Turtles All The Way Down
Young Adult Fiction
Published October 2017
So what the cover description of this book doesn’t explicitly mention is that Aza, the main character, has a pretty severe anxiety disorder. That’s really the core topic of the book – her thought spirals and dealing with life while caught in them. I trust John Green to write about these because he also suffers from severe anxiety. He’s talked about it in interviews and his vlogbrothers Youtube channel. (I’m a big Green brothers fan – what’s known as a nerdfighter.) So when John Green writes a character with anxiety, I believe that it’s a realistic portrayal. I loved the integration of technology in the story – two characters don’t just text each other, the text conversation is on the page, formatted differently, so it’s obvious these are text messages. I always love books that do that.
There’s not a whole lot I can say about the book without giving things away; a lot of John Green’s characters tend to wax eloquently about philosophy and things outside themselves, and Aza doesn’t do that because she’s so trapped within her own thoughts. She can’t think of the future or existential dread because she’s too worried about the microbes in her stomach getting out of control and giving her diseases. Definitely a departure from his usual story, though it does fit his standard MO of Main character meets other character who profoundly changes main character’s life in some way. (There’s a third part that is also consistent with most of John Green’s novels but it’s a spoiler.)
I think the book is a really good book for anyone who loves someone with anxiety. Or even for those who have anxiety themselves, to see that they’re not alone.
From the cover of Turtles All The Way Down:
Sixteen-year-old Aza never intended to pursue the mystery of fugitive billionaire Russell Pickett, but there’s a hundred-thousand-dollar reward at stake and her Best and Most Fearless Friend, Daisy, is eager to investigate. So together, they navigate the short distance and broad divides that separate them from Russell Pickett’s son, Davis.
Aza is trying. She is trying to be a good daughter, a good friend, a good student, and maybe even a good detective, while also living within the ever-tightening spiral of her own thoughts.
In his long-awaited return, John Green, the acclaimed, award-winning author of Looking for Alaska and The Fault in Our Stars, shares Aza’s story with shattering, unflinching clarity in this brilliant novel of love, resilience, and the power of lifelong friendship.
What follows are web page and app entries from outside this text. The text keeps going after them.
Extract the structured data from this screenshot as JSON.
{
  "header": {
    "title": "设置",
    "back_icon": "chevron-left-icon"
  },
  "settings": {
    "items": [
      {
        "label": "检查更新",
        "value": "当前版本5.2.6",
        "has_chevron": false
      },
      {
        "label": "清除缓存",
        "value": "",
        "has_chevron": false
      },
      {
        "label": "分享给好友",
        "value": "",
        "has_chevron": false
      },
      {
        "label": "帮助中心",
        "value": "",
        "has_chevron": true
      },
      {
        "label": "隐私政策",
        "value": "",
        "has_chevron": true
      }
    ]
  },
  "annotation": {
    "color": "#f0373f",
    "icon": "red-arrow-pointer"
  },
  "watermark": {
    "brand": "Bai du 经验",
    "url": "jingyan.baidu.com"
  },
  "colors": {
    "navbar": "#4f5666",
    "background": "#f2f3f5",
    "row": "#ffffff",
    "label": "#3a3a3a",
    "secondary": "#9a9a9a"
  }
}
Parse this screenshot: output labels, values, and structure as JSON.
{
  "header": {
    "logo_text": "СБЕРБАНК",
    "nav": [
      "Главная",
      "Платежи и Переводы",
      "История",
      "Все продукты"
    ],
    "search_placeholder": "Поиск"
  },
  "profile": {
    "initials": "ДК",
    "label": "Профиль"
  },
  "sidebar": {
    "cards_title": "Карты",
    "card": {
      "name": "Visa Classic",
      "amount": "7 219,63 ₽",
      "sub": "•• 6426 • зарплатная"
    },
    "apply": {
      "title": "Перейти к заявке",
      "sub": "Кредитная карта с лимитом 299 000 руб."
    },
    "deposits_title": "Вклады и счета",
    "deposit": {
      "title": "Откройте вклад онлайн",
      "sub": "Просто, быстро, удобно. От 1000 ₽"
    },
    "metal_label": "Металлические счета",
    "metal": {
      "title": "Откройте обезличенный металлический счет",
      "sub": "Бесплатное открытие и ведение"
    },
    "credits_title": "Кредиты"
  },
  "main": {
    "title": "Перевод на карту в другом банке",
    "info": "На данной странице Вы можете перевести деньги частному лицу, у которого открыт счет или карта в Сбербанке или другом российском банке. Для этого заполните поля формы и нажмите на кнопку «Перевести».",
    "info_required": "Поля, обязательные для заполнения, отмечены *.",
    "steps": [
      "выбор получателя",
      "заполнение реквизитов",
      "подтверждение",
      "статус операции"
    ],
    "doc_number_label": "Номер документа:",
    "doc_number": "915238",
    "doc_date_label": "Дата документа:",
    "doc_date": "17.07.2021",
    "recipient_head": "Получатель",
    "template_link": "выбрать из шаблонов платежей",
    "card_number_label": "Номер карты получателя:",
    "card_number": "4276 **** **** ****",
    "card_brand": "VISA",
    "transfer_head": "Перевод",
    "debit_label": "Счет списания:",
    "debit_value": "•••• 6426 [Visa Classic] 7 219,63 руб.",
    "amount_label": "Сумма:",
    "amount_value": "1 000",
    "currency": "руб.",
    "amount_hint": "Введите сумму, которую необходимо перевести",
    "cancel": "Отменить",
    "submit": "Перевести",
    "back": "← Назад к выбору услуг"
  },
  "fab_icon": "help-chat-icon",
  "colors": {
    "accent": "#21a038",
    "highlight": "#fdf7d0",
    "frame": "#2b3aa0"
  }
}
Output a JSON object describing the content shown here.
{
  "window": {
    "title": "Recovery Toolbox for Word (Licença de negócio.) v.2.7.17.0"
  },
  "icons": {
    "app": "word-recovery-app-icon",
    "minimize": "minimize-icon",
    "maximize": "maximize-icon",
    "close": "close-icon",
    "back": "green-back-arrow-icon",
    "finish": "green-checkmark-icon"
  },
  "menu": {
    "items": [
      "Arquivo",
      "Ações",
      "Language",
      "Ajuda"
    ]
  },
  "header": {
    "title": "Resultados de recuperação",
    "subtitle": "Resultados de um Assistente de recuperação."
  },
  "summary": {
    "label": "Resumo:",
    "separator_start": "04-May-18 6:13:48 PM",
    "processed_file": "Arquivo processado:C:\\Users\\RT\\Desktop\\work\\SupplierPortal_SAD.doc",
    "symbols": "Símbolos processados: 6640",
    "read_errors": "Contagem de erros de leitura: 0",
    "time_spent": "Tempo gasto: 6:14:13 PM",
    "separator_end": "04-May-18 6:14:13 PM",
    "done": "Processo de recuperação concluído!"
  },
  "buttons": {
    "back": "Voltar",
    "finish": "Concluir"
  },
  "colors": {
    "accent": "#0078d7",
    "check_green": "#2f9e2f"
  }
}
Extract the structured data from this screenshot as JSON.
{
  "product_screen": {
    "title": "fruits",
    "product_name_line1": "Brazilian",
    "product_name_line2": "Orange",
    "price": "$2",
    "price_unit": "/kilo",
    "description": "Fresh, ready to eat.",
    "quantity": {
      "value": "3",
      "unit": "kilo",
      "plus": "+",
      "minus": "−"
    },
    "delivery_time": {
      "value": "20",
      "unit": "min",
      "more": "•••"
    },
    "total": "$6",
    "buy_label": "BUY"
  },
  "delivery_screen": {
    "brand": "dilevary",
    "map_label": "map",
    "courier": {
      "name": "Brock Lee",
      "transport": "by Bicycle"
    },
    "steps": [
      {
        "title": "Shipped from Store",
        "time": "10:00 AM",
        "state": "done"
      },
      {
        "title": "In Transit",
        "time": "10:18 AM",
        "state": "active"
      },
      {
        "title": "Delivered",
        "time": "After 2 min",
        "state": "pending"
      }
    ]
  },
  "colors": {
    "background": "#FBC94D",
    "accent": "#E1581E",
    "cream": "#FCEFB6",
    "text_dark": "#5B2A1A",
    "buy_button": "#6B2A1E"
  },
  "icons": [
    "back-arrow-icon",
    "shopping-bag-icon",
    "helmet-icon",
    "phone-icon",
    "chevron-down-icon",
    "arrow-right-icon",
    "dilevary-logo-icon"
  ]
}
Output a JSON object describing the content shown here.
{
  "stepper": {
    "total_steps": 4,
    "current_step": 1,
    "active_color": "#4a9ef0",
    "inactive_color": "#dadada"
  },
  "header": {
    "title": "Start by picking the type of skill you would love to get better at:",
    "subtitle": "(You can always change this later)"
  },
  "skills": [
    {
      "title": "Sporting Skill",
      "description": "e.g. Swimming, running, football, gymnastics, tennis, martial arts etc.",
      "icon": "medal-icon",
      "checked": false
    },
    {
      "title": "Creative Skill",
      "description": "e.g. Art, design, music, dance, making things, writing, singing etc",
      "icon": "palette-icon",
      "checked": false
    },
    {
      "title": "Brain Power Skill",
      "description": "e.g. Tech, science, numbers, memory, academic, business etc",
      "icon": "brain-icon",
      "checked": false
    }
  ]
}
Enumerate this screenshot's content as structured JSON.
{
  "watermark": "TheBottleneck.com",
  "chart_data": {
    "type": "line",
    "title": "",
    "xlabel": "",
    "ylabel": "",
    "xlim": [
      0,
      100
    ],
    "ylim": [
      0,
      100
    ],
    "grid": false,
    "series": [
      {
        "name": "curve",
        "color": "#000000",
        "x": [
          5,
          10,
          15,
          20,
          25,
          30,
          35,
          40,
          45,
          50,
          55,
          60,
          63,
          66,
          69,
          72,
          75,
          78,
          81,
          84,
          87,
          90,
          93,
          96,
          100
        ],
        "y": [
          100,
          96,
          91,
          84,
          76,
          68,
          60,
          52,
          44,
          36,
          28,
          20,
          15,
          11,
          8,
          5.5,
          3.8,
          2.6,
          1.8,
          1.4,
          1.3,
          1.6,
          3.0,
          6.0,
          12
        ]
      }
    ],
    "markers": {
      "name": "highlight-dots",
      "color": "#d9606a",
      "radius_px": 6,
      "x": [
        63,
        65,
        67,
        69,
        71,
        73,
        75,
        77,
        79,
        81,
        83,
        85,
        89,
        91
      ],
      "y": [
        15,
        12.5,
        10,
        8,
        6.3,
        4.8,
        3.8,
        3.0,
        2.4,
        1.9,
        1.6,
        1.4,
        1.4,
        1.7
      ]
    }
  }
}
Believe it or not, I’ve actually never read a book by John Green (I seem to be pretty much the only person who hasn’t.) I haven’t read any YA books lately, but maybe I’ll try reading John Green and start with this one since I have severe OCD, so maybe I’ll be able to relate to it. 🙂